Citing Data and Other Things
See this page of our Citing Sources guide to read about citing data, interviews, tweets, web pages, videos, and other things.
Publication Manual of the APA (American Psychological Association)
This is a blue book on C-level, on the first (tall) shelf in Science Reference. There is also a copy on M-level, in the Reference Office; just ask the librarian for it, and give them your name
- Page 179 - personal communications, including interviews, letters, e-mails, phone conversations, and more:
"Because they do not provide recoverable data, personal communications are not included in the reference list. Cite personal communications in text only. Give the initials...and surname of the communicator, and provide as exact a date as possible."
My opinion is that their examples don't give enough information, and I think that MLA's style is a little better (see below).
- Chapter 7, page 193 - everything else, including blog posts and comments, messages on message boards, videos, maps, musical recordings, software, and more. Just page through the list until you see what you want.
- Data Sets, Software, Measurement Instruments, and Apparatus, page 210. More about citing data sets from the APA blog (as of December 2013)
- Twitter, Facebook, Google+ -- On the APA style blog (as of October 2013)
- YouTube -- On the APA style blog (as of October 2011)
- More info from APA's style blog -- This is a list of most of the things mentioned above (although I don't see a date)
MLA (Modern Language Association) Handbook for Writers of Research Papers
M-level Reserves, and A Level General Reference, LB2369 .G53 2009
- Interviews, pages 201-202 -- "...[G]ive the name of the person interviewed, the kind of interview (Personal interview, Telephone interview), and the date." I'm assuming that, unlike APA, you *should* put these in your reference lists.
Pei, I.M. Personal interview. 22 July 1993.
- E-mails, pages 204-205
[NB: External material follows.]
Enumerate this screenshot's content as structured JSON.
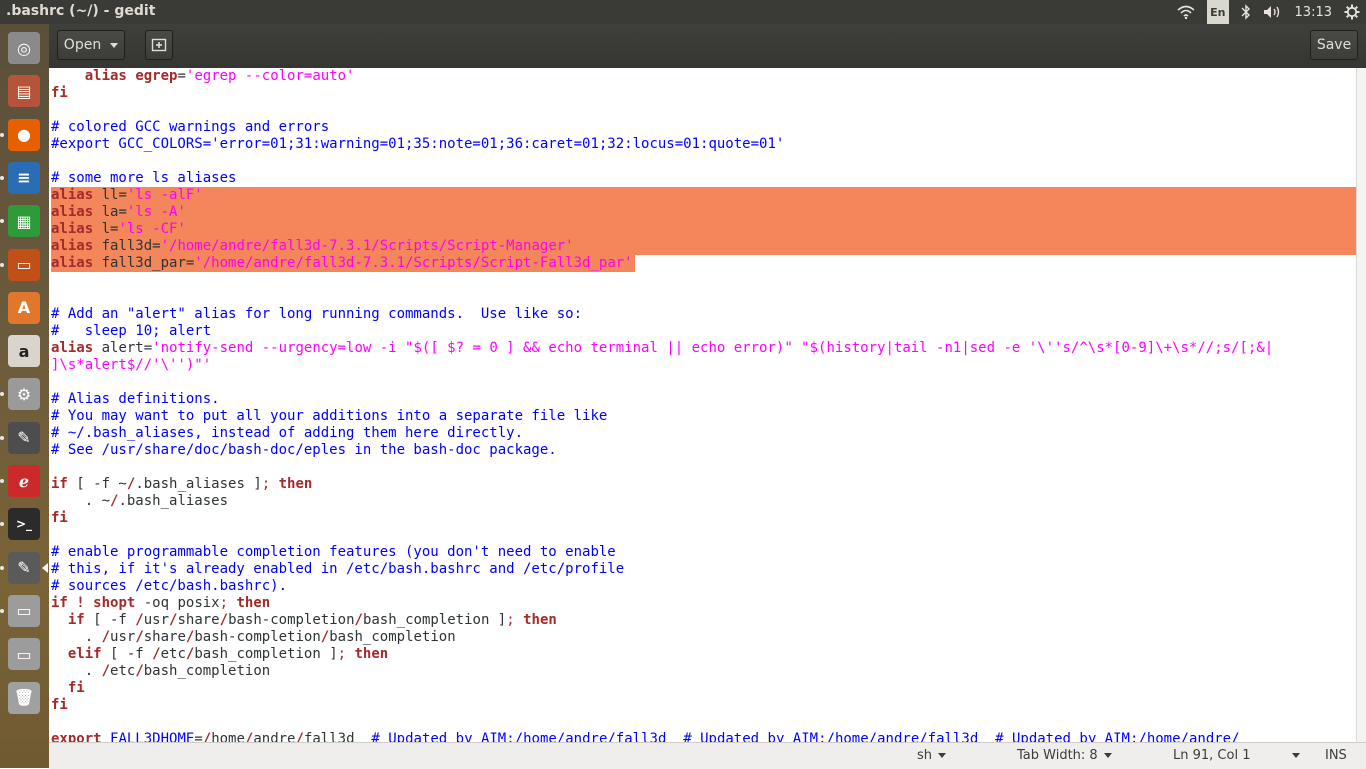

- Chapter 5, pages 123+, lists the other print and electronic things you may have to cite.
- Twitter and YouTube, from Purdue's excellent writing guide